Bernice, is the polar opposite of her cousin Marjorie. It's a bit of the country mouse vs city mouse in theory. Assim, aprende a manter conversas interessantes, elogiando e seduzindo os jovens do sexo masculino. Girls like you are responsible for all the tiresome colorless marraiges; all those ghastly ineffiencies that pass as feminine qualities. A dark story about the deliberate superficiality and solipsism of Jazz Age youth, in which a sweet young girl from the South is horribly used and manipulated by her vain, selfish, sociopathic, popular cousin while on vacation.
And the dance is for you and Marjorie! Not only is it a movie from the 70s you can tell from the picture quality , but it's absolutely absurd. Dennis Christopher is indeed adorable. The conflict between the two cousins demonstrates the tumultuous social conditions of Fitzgerald's time, with a freshness and accessibility that still impresses readers even ninety years down the road. When jealously arises over the affections of a certain young man, a battle of wits and wills ensues and reaches a conclusion that is both surprising and satisfying. Hi Joe Yes, the film as you describe it, sounds very much like one I would enjoy. When Marjorie gets jealous, she tricks Bernice into bobbing her hair knowing it'll look bad, and Bernice is humiliated.

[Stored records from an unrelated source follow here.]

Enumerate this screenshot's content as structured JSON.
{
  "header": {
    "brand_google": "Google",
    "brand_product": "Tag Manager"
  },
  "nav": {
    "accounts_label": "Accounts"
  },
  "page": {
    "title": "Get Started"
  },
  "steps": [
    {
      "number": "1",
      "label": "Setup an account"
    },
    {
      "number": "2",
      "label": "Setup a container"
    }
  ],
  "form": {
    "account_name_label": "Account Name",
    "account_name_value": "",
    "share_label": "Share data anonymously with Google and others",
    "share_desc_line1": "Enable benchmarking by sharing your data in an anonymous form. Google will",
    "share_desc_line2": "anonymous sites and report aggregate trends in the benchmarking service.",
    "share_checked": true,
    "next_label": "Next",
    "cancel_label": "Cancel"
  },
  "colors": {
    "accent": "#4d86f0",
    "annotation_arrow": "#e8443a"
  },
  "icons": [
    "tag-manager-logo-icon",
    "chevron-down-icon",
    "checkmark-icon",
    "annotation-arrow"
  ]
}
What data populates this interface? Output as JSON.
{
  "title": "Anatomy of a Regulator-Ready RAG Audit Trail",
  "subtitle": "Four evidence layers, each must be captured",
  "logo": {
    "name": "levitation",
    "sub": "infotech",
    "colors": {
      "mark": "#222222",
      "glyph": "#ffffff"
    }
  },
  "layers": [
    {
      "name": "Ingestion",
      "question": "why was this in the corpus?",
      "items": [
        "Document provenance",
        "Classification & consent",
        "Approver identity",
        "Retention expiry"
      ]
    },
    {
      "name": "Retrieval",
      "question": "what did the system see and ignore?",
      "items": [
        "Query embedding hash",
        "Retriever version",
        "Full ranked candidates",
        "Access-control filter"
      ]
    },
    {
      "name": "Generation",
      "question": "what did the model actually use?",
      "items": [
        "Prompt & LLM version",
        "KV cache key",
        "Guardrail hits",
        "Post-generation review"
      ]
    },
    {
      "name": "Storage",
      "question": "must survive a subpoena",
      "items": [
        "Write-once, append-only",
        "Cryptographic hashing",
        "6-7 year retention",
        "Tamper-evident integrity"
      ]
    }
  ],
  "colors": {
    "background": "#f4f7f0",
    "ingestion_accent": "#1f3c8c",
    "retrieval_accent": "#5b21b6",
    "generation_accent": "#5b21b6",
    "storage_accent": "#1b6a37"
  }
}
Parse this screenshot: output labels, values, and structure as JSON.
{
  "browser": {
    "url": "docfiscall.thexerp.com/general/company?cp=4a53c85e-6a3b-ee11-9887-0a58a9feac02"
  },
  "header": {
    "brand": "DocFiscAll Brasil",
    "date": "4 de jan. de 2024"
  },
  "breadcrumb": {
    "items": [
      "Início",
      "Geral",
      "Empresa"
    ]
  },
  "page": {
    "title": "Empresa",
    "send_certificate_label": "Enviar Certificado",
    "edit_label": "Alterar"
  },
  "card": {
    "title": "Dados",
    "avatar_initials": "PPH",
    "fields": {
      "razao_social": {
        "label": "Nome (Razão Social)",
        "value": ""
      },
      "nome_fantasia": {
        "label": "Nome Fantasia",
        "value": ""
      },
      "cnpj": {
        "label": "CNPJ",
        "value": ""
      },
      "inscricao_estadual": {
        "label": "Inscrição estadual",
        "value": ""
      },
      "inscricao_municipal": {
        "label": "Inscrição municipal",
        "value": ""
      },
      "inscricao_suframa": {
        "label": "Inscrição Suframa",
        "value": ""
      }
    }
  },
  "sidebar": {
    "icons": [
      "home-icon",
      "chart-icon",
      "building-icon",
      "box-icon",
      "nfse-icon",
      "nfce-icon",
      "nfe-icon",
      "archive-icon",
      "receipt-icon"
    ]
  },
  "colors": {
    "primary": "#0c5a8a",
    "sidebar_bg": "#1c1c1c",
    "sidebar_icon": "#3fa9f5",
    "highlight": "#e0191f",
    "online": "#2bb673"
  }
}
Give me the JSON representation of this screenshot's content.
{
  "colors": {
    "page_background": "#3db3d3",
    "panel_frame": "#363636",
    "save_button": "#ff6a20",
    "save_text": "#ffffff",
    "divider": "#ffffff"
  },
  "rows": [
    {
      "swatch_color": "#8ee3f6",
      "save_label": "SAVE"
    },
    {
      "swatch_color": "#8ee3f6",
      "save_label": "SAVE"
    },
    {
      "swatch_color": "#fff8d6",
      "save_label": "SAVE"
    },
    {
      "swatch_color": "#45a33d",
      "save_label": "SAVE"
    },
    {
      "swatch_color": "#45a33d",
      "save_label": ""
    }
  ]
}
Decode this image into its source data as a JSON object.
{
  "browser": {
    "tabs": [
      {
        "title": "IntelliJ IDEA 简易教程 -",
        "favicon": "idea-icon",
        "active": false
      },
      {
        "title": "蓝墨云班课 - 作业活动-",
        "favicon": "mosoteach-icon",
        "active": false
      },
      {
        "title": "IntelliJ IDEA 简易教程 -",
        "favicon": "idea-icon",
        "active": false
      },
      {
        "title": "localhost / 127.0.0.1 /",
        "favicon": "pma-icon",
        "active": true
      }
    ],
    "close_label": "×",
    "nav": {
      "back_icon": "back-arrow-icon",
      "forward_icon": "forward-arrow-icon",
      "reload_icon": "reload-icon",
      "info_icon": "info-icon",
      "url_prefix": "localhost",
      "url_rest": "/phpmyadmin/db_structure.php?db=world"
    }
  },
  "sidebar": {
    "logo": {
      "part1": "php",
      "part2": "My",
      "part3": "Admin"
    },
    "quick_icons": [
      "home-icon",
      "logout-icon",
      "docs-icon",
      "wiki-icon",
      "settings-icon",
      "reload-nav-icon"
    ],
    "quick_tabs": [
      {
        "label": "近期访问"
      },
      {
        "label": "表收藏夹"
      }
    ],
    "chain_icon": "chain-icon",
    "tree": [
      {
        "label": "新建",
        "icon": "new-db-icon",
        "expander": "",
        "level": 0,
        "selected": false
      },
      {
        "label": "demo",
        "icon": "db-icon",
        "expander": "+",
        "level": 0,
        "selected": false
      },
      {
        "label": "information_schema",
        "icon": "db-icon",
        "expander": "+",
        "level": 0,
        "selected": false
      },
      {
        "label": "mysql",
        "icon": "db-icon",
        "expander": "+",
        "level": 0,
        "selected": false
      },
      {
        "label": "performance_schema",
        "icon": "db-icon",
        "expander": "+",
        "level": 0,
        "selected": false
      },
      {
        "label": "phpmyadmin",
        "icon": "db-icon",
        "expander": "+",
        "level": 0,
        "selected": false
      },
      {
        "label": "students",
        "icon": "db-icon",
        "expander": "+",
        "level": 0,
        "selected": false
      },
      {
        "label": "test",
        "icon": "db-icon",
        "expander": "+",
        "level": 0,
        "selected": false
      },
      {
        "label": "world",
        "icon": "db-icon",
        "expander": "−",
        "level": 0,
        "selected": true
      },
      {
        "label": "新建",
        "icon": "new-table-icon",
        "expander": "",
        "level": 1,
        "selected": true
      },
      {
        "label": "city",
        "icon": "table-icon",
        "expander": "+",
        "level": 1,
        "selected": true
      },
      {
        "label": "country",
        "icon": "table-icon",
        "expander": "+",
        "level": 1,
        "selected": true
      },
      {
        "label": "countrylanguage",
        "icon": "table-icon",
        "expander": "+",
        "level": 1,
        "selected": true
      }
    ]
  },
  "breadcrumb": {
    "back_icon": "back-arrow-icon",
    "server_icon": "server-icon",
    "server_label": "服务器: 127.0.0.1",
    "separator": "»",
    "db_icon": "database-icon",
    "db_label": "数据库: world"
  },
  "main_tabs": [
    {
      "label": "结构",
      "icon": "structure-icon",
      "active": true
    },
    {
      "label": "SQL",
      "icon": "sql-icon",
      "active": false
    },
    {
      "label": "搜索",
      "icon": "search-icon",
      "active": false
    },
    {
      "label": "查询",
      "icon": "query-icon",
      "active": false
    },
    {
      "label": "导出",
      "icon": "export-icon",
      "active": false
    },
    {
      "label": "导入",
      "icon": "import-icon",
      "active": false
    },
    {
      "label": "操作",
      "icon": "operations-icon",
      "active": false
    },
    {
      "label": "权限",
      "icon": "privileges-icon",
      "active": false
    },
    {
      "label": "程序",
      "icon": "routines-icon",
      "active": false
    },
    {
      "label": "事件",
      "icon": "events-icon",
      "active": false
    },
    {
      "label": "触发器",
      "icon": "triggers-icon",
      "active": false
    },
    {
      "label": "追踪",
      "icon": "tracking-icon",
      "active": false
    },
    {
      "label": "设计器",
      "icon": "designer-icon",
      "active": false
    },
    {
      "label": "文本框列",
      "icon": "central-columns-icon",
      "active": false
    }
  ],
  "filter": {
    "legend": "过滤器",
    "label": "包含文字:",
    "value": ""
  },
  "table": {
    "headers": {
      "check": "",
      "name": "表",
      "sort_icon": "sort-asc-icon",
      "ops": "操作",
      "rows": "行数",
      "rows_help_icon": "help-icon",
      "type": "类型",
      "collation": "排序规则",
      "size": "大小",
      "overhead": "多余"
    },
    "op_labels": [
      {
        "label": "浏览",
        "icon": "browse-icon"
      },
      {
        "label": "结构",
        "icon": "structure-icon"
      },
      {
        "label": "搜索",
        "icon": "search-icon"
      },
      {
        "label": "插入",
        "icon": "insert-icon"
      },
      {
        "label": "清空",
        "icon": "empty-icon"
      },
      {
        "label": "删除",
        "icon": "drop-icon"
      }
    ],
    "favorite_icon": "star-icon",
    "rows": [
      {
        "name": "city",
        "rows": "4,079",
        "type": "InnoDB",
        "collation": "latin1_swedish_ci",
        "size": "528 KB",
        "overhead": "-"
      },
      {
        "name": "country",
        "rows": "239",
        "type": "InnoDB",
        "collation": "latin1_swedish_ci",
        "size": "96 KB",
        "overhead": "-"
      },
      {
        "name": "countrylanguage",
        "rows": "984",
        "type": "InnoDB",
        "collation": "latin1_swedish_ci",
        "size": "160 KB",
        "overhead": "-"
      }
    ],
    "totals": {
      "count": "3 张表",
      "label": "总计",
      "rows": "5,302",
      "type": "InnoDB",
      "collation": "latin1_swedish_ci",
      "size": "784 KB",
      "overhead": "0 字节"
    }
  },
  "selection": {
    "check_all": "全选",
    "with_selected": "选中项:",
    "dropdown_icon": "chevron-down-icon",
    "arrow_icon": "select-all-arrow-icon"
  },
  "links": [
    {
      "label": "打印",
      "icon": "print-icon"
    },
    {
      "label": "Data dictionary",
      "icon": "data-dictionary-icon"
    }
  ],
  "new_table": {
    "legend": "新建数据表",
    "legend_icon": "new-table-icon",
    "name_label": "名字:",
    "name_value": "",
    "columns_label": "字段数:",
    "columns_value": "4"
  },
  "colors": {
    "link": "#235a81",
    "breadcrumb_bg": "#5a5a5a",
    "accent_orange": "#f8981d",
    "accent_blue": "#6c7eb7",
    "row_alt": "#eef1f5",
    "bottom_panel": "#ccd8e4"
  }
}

Sem perder tempo com divagações, Fitzgerald compõe retratos completos que nos transportam imediatamente para o local de acção e permite-nos conhecer os seus personagens através de poucas palavras. Fitzgerald's sparkling prose and wit, combined with his rare talent of characterizing petty, flawed, filthy-rich, relatable human beings of the Jazz Age, constantly kept me up at night reading. The moneyed idleness of finishing school girls and prep school boys on summer holiday in Connecticut is a ritualized flurry of status-defining social activities which have about them the contradictory quality of simultaneously relieving and heightening the boredom. She doesn't understand why she doesn't fit in with Marjories friends, and the need to see her rise above Marjorie's scathing review of her sucks us into the story. How would someone like Bernice survive today? This poor girl just wanted to be accepted by her cousin and her friends. I do recommend it to anyone who enjoys this author or likes the classics. He is regarded as one of the greatest twentieth century writers.
I'll go ahead and call it 5 stars. Scott Fitzgerald picked the weakest plots and settings which many who loved to have grand eternal questions spicing up their novels and stories would easily find mundane or of no interest or concern to them. Their rivalry, the conceited and self-centered Marjorie's manipulation of naive Bernice, and Bernice's ultimate revenge make for a most engaging viewing experience. Set in the roaring twenties, but this one has a different feel than other Fitzgerald short stories that I've read. It is the craziest, most racist, most loveable story I have ever read and it should be mandatory reading in African American History classes all over this country.